Though all board members agreed to remove the Native American imagery, some disagreed about retiring the name “Raider.” Monahan shared how she thought it would be “nice to keep the Raider name,” referencing the Colgate Raider and, similarly to Kyle Addis, the fact that “this name was founded in the 1930s,” with no “intention to have any Native American tie.” Other board members disagreed. 

Lydia Solomon, who made the motion to retire the “Raider” name, brought up the history of the debate surrounding Radnor’s Mascot. “I sat on the board in [2013],” she said, “when we had many passionate people come forward asking us to remove the Native American connection and we came up with a compromise which is what we are facing today. I felt like if we don’t remove the Raider name now, we will be faced with this next year, and the year after that.”

Andrew Babson echoed Solomon’s sentiments, agreeing that “having a clean slate” and retiring the word “[Raider] is the best move forward.”

Jeff Jubelirer added to the discussion, in part, by referencing Leslie Greenfield’s public comment and the Metoxen family, saying the letter “hit home” and “they are offended by the imagery they are offended by the name.” 

Though the board members took the time to discuss the harm they saw in the mascot, they also acknowledged how choosing a new school symbol can be a positive bonding experience. Sarah Dunn shared an anecdote about her years in college when the students successfully protested to change the school’s mascot, and how she wants the highschool students to “be excited about something in this terrible pandemic year, and what I would like is for you guys to have the joy I did in calling all my college friends and campaigning for them to vote for the mascot I wanted.” 

Amy Goldman similarly brought up the patchwork of logos and names across the district’s educational levels, asking the community to “imagine if all of our students could be celebrated for their individuality and could be unified in a common school district identity.”

Towards the end of the discussion, Bradly Moore, the only Radnor Alum on the board, shared how he “won’t feel any less of a connection with Radnor for all 13 years I attended Radnor Schools.” Looking forward, Moore also mentioned how this “isn’t the most important issue involving race in Radnor schools. We have a lot of work to do with race in Radnor Schools.”

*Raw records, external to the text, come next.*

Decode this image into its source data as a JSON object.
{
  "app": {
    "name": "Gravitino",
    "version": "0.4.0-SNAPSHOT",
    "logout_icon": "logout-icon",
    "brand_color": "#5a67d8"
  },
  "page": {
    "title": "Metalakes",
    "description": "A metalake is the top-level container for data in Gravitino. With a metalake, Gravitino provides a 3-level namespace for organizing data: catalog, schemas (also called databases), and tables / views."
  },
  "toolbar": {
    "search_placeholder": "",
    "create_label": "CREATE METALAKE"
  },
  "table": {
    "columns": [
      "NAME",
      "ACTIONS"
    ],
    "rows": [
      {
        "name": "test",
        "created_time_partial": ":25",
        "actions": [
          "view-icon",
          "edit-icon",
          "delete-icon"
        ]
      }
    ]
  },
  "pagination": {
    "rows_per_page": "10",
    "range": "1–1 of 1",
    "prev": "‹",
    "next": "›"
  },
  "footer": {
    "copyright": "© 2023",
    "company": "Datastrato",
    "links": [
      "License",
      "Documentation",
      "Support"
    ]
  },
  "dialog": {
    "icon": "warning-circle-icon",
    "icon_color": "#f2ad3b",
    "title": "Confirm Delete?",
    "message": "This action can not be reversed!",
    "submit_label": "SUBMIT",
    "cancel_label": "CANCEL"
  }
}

  Superintendent Ken Batchelor shared how the administration, in collaboration with the students, alumni, and community, “will look at developing a plan that we can share with the board” about how “we want to establish a new mascot.” He expects to present the plan either in September or October.